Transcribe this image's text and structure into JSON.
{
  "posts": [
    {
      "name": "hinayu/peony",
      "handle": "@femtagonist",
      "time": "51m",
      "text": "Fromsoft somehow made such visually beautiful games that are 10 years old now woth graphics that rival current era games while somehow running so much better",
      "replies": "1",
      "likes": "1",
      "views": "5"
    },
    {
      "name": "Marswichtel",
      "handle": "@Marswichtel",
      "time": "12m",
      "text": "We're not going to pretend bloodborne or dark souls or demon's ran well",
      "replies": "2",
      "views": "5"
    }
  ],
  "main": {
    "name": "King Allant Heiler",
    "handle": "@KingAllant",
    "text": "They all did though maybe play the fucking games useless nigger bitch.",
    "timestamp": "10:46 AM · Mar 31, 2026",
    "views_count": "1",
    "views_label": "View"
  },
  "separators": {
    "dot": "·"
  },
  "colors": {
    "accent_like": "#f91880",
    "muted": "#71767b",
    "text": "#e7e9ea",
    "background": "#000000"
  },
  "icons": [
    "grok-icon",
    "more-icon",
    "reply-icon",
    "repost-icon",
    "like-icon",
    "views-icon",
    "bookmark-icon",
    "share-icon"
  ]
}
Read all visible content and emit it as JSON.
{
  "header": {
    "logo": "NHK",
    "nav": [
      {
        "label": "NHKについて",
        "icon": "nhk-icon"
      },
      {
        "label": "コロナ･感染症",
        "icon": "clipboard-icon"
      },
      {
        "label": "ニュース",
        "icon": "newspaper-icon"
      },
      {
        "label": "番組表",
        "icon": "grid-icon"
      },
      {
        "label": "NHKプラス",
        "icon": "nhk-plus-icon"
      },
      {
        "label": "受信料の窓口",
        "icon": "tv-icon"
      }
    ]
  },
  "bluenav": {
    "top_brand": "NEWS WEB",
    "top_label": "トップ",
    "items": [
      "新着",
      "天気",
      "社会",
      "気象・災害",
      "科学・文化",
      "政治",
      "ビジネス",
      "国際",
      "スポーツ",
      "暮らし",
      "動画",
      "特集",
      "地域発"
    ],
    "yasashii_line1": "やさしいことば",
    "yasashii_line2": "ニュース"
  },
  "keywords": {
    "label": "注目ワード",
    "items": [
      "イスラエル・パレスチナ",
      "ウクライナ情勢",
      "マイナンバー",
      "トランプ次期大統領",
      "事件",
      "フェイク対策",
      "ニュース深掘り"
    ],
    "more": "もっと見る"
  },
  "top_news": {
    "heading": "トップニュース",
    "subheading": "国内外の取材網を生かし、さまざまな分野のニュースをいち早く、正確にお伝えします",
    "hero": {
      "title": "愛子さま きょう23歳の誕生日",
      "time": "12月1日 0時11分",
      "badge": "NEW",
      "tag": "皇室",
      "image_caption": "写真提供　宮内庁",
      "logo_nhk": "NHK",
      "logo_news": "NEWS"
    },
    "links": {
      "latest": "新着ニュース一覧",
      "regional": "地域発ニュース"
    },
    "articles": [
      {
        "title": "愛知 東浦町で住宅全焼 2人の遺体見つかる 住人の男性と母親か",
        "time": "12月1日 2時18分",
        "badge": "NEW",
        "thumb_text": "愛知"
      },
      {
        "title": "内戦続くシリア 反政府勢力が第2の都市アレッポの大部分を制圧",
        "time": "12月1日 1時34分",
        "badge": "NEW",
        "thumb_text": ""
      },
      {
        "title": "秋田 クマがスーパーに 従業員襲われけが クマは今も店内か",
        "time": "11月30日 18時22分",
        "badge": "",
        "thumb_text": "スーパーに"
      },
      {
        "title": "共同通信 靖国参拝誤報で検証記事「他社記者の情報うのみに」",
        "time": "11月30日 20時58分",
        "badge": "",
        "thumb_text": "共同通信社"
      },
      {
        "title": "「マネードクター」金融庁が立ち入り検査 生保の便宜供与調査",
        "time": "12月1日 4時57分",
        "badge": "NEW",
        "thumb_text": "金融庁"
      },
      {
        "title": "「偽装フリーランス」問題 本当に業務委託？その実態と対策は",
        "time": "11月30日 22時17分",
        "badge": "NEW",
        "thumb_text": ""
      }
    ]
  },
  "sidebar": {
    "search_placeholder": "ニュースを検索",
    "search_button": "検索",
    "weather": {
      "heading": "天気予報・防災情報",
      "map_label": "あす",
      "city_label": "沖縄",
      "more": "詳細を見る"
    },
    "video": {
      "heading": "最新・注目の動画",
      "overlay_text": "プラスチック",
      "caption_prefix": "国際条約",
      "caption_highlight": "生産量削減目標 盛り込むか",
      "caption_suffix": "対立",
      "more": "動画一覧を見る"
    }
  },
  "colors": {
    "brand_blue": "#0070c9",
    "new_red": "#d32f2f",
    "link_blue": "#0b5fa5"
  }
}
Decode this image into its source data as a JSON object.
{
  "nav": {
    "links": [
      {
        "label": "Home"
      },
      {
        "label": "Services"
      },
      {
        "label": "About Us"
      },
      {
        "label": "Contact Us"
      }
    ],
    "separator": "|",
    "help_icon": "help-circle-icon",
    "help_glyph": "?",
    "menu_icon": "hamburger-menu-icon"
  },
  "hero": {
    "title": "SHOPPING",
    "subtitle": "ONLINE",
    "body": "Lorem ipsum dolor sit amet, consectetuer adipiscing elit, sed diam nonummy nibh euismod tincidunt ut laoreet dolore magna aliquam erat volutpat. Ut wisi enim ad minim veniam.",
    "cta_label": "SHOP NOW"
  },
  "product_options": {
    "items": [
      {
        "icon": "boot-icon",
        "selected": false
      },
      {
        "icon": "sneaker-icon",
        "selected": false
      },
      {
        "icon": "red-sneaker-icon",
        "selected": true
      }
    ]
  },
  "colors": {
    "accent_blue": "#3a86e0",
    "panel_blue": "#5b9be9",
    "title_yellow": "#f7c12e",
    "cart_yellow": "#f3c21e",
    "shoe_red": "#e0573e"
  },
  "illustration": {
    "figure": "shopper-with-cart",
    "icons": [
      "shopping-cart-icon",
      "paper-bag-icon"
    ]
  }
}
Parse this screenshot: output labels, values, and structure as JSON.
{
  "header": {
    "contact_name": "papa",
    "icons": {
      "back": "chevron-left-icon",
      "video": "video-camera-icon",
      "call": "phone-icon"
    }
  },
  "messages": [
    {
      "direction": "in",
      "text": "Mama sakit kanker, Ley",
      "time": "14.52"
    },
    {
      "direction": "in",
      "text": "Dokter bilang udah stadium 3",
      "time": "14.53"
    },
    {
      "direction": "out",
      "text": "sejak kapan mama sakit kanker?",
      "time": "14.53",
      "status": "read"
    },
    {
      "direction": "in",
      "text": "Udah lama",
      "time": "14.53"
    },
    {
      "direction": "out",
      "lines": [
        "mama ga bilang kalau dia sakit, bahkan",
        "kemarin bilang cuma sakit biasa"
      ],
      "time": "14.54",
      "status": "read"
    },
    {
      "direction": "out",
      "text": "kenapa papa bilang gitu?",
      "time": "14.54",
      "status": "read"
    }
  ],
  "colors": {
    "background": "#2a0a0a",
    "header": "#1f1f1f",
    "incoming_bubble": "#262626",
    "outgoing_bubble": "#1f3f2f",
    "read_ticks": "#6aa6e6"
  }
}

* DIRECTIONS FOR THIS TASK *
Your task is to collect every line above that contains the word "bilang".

* REPLY *
      "text": "Dokter bilang udah stadium 3",
        "mama ga bilang kalau dia sakit, bahkan",
        "kemarin bilang cuma sakit biasa"
      "text": "kenapa papa bilang gitu?",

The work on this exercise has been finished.